>>>>>

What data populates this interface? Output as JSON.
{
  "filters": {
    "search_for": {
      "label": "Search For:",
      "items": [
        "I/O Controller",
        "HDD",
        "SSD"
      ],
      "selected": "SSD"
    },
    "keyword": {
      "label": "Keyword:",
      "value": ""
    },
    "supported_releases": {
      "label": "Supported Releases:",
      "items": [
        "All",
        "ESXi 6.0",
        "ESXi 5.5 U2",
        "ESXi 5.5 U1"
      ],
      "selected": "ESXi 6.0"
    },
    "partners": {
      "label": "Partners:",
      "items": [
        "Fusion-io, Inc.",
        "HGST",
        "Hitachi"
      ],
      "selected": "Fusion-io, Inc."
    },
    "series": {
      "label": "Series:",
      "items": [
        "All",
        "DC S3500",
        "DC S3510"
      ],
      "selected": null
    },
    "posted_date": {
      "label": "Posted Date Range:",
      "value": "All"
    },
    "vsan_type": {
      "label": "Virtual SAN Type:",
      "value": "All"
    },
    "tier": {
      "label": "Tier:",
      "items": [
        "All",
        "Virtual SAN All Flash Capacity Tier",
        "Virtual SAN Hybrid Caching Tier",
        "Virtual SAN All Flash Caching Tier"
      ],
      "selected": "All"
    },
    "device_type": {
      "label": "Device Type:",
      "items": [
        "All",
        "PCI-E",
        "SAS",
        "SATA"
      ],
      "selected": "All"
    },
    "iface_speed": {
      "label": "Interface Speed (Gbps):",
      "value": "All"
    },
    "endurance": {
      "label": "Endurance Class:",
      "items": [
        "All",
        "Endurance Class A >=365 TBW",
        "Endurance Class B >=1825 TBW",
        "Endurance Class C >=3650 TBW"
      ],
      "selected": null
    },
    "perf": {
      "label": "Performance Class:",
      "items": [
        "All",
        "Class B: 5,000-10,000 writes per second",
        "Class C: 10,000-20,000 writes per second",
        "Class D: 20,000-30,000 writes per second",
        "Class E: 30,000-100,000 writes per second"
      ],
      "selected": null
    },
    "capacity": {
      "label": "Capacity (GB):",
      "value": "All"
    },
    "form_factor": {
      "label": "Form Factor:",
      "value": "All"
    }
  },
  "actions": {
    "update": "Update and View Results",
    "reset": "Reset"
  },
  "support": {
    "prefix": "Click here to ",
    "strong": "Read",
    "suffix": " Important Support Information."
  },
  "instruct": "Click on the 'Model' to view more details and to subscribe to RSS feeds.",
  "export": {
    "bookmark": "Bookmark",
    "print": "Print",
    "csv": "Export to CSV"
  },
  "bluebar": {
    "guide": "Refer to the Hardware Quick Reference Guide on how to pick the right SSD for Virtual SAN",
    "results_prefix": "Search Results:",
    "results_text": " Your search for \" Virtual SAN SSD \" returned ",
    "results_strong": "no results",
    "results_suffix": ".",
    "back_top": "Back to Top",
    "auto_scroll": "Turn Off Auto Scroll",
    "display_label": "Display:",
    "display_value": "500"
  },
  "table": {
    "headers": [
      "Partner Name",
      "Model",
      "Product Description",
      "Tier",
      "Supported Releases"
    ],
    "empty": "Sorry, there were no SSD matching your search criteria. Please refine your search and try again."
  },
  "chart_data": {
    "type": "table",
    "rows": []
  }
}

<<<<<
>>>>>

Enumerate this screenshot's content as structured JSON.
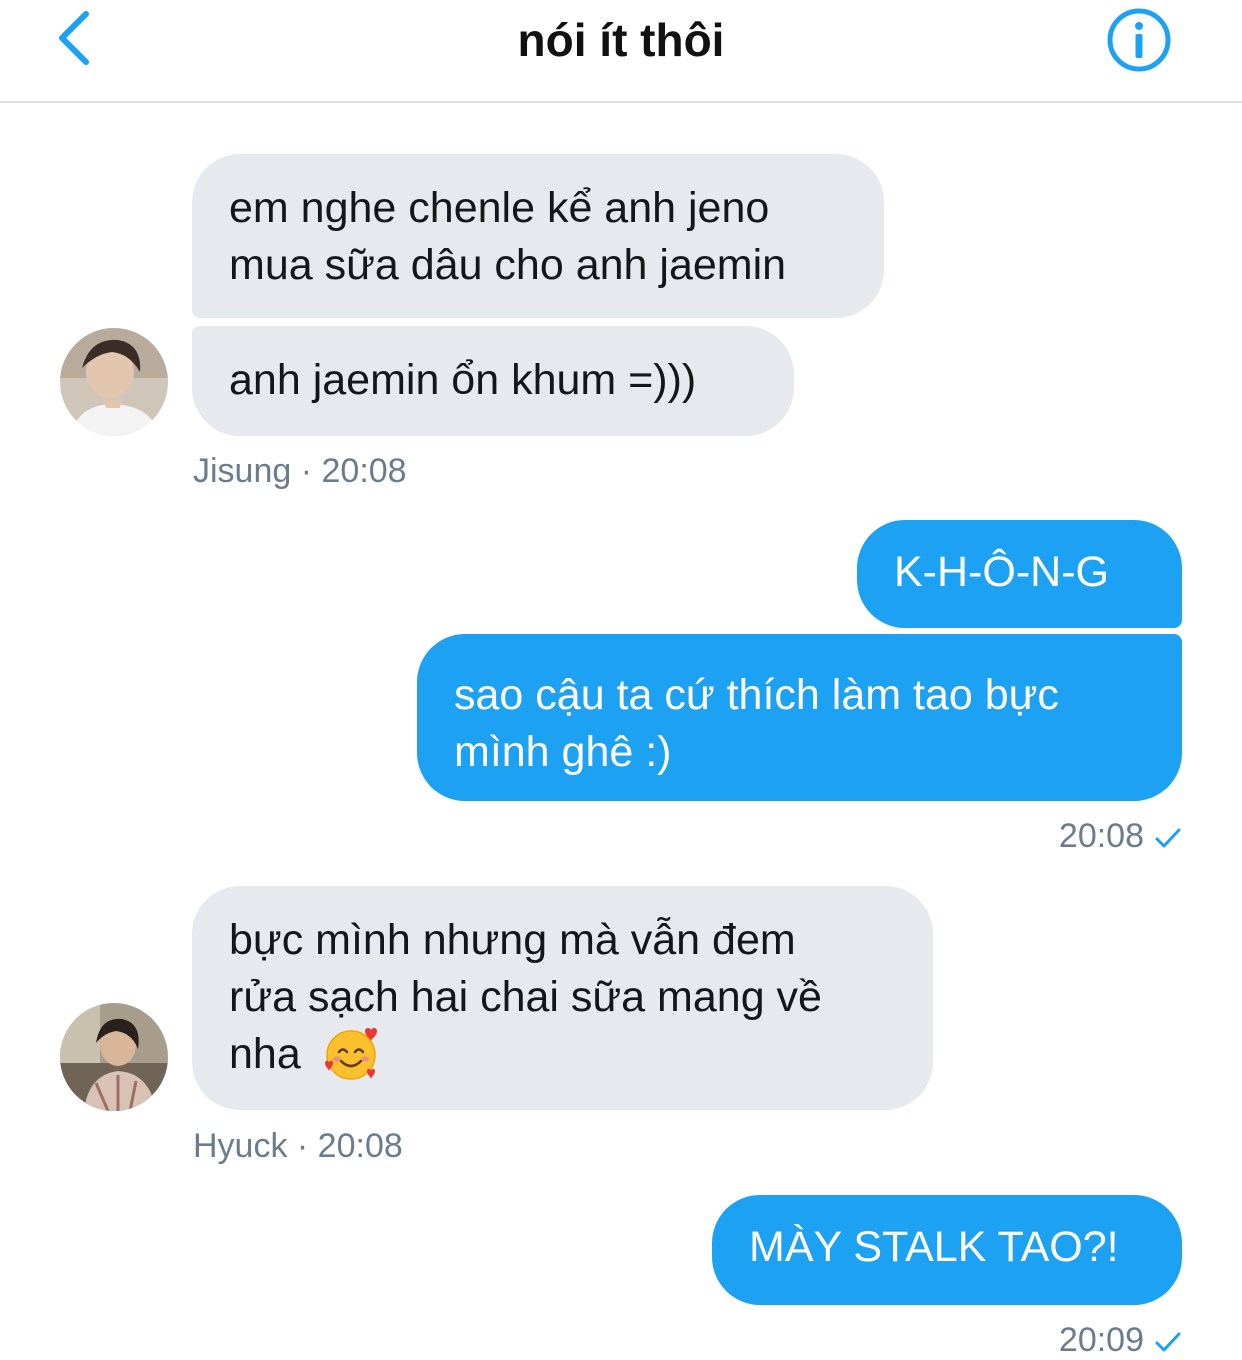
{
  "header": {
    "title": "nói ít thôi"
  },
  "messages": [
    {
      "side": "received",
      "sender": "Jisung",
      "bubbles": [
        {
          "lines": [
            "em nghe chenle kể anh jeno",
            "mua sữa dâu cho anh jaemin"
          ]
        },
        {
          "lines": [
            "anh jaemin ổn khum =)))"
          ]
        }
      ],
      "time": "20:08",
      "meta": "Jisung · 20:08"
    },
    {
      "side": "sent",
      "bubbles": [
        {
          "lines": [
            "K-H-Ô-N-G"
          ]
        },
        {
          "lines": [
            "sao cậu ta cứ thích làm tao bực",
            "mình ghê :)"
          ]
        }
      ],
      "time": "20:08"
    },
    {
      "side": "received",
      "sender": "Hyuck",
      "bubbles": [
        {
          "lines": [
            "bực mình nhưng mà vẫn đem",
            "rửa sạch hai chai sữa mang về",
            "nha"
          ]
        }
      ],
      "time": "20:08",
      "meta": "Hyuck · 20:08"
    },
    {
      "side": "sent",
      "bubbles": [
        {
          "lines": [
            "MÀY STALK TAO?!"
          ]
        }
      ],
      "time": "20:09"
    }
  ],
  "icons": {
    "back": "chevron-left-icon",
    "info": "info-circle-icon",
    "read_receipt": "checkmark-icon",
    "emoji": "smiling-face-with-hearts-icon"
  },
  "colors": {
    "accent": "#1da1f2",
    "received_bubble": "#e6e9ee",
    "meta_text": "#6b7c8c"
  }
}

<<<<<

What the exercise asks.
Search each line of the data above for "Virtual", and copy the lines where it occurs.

Solution for this task.
      "label": "Virtual SAN Type:",
        "Virtual SAN All Flash Capacity Tier",
        "Virtual SAN Hybrid Caching Tier",
        "Virtual SAN All Flash Caching Tier"
    "guide": "Refer to the Hardware Quick Reference Guide on how to pick the right SSD for Virtual SAN",
    "results_text": " Your search for \" Virtual SAN SSD \" returned ",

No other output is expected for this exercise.